[Website and app data records]
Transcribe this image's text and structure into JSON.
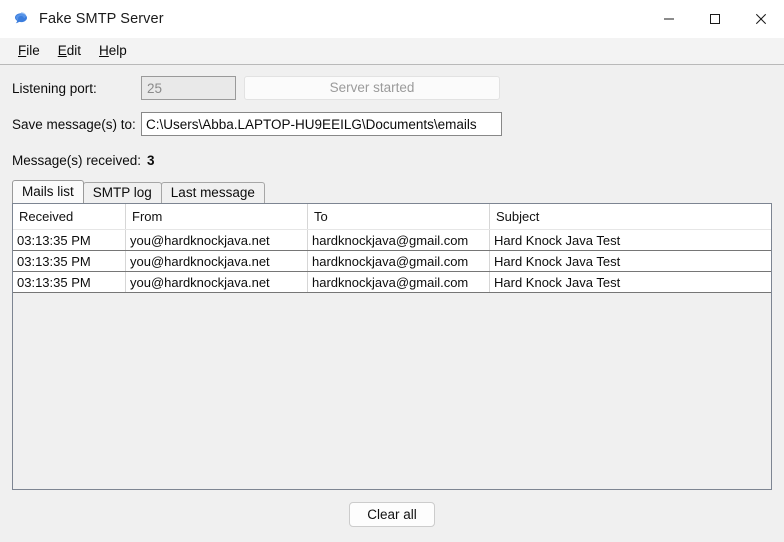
{
  "window": {
    "title": "Fake SMTP Server",
    "icon": "chat-bubble-icon",
    "controls": {
      "minimize": "minimize-icon",
      "maximize": "maximize-icon",
      "close": "close-icon"
    }
  },
  "menubar": {
    "items": [
      {
        "mnemonic": "F",
        "rest": "ile"
      },
      {
        "mnemonic": "E",
        "rest": "dit"
      },
      {
        "mnemonic": "H",
        "rest": "elp"
      }
    ]
  },
  "form": {
    "port_label": "Listening port:",
    "port_value": "25",
    "server_button": "Server started",
    "save_label": "Save message(s) to:",
    "save_path": "C:\\Users\\Abba.LAPTOP-HU9EEILG\\Documents\\emails",
    "received_label": "Message(s) received:",
    "received_count": "3"
  },
  "tabs": [
    {
      "label": "Mails list",
      "active": true
    },
    {
      "label": "SMTP log",
      "active": false
    },
    {
      "label": "Last message",
      "active": false
    }
  ],
  "table": {
    "columns": [
      "Received",
      "From",
      "To",
      "Subject"
    ],
    "rows": [
      {
        "received": "03:13:35 PM",
        "from": "you@hardknockjava.net",
        "to": "hardknockjava@gmail.com",
        "subject": "Hard Knock Java Test"
      },
      {
        "received": "03:13:35 PM",
        "from": "you@hardknockjava.net",
        "to": "hardknockjava@gmail.com",
        "subject": "Hard Knock Java Test"
      },
      {
        "received": "03:13:35 PM",
        "from": "you@hardknockjava.net",
        "to": "hardknockjava@gmail.com",
        "subject": "Hard Knock Java Test"
      }
    ]
  },
  "footer": {
    "clear_button": "Clear all"
  },
  "colors": {
    "window_background": "#f0f0f0",
    "titlebar_background": "#ffffff",
    "accent_icon": "#3b7ddd",
    "table_border": "#7d8592",
    "disabled_text": "#9b9b9b"
  }
}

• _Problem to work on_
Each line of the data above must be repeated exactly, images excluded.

• _Result of the task_
Transcribe this image's text and structure into JSON.
{
  "window": {
    "title": "Fake SMTP Server",
    "icon": "chat-bubble-icon",
    "controls": {
      "minimize": "minimize-icon",
      "maximize": "maximize-icon",
      "close": "close-icon"
    }
  },
  "menubar": {
    "items": [
      {
        "mnemonic": "F",
        "rest": "ile"
      },
      {
        "mnemonic": "E",
        "rest": "dit"
      },
      {
        "mnemonic": "H",
        "rest": "elp"
      }
    ]
  },
  "form": {
    "port_label": "Listening port:",
    "port_value": "25",
    "server_button": "Server started",
    "save_label": "Save message(s) to:",
    "save_path": "C:\\Users\\Abba.LAPTOP-HU9EEILG\\Documents\\emails",
    "received_label": "Message(s) received:",
    "received_count": "3"
  },
  "tabs": [
    {
      "label": "Mails list",
      "active": true
    },
    {
      "label": "SMTP log",
      "active": false
    },
    {
      "label": "Last message",
      "active": false
    }
  ],
  "table": {
    "columns": [
      "Received",
      "From",
      "To",
      "Subject"
    ],
    "rows": [
      {
        "received": "03:13:35 PM",
        "from": "you@hardknockjava.net",
        "to": "hardknockjava@gmail.com",
        "subject": "Hard Knock Java Test"
      },
      {
        "received": "03:13:35 PM",
        "from": "you@hardknockjava.net",
        "to": "hardknockjava@gmail.com",
        "subject": "Hard Knock Java Test"
      },
      {
        "received": "03:13:35 PM",
        "from": "you@hardknockjava.net",
        "to": "hardknockjava@gmail.com",
        "subject": "Hard Knock Java Test"
      }
    ]
  },
  "footer": {
    "clear_button": "Clear all"
  },
  "colors": {
    "window_background": "#f0f0f0",
    "titlebar_background": "#ffffff",
    "accent_icon": "#3b7ddd",
    "table_border": "#7d8592",
    "disabled_text": "#9b9b9b"
  }
}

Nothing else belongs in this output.